The Foundation can't afford to let a Wikipedia on some obscure
language (that is not the case of Portuguese) to run wild and be run
by some mob. At some time a flag will go up. What then? I could offer
some suggestions, but I was hoping that you all would come up with
some useful and tested procedures.
It's unrealistic to expect those who do not speak your language to solve
the problems. Just because the anglophones happen to be hanging from
the top of the Tower of Babel does not imply that they have any greater
expertise. I am willing to concede that the behaviour on some obscure
language projects is nothing short of outrageous. How do you determine
what the Foundation can or can't afford? Being able to deal with the
problems requires for the community to have a critical membership mass.
The Foundation can't demand other solutions without compromising NPOV
and individual responsibility. If there are specific problems in a
project, and nobody knows about them, nothing can be done.
I'm afraid to have to admit that the lack of
interest and advice that
I got, so far, covers both list and off-list. I wish that would
change, again not only for the present case, but what kind of message
is this sending to others? How sure can we all be that there aren't
or there would not be other cases in the future?
The lack of interest is no surprise. Why would anyone with an already
full plate of problems want to take on a new one? You can never be sure
that there will be no other cases in the future.
Quite frankly, I would rather be wrong (not a very
prospect) but give others the assurance that their voices will be
heard, than letting them remember the story of this guy from
"somewhere" who blew the whistle and nobody cared.
Preferring to be wrong
is very altruistic in an environment where most
are desperate to be right, and to win.
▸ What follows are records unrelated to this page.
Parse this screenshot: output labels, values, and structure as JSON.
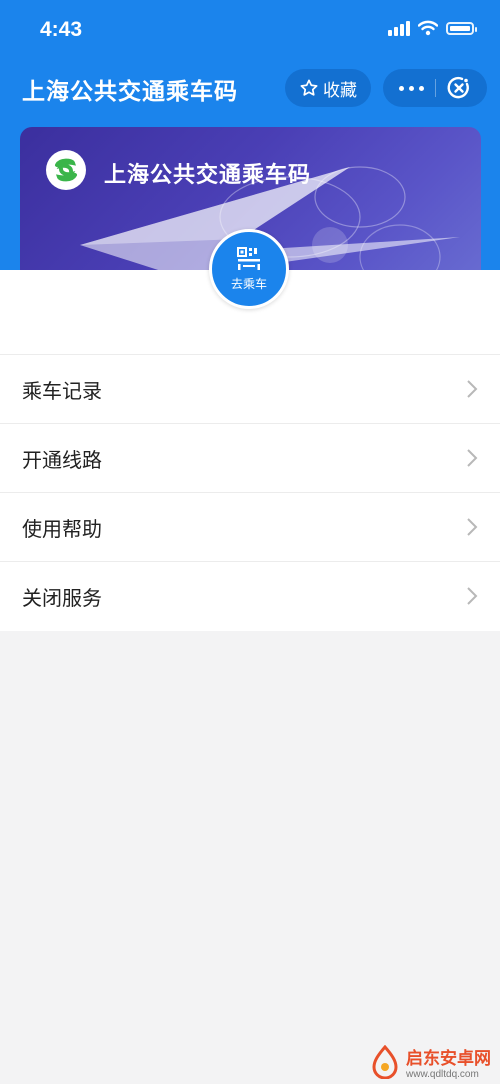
{
  "status": {
    "time": "4:43"
  },
  "header": {
    "title": "上海公共交通乘车码",
    "favorite_label": "收藏"
  },
  "card": {
    "title": "上海公共交通乘车码"
  },
  "ride_button": {
    "label": "去乘车"
  },
  "menu": [
    {
      "label": "乘车记录"
    },
    {
      "label": "开通线路"
    },
    {
      "label": "使用帮助"
    },
    {
      "label": "关闭服务"
    }
  ],
  "watermark": {
    "name": "启东安卓网",
    "url": "www.qdltdq.com"
  },
  "colors": {
    "primary": "#1b84ec",
    "card_start": "#3b2f9e",
    "card_end": "#6d73d4",
    "logo_green": "#3ab54a",
    "background": "#f3f3f4"
  }
}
You don't have to worry about
them remembering that nobody cared when they never acknowledge that
someone was blowing the whistle in the first place.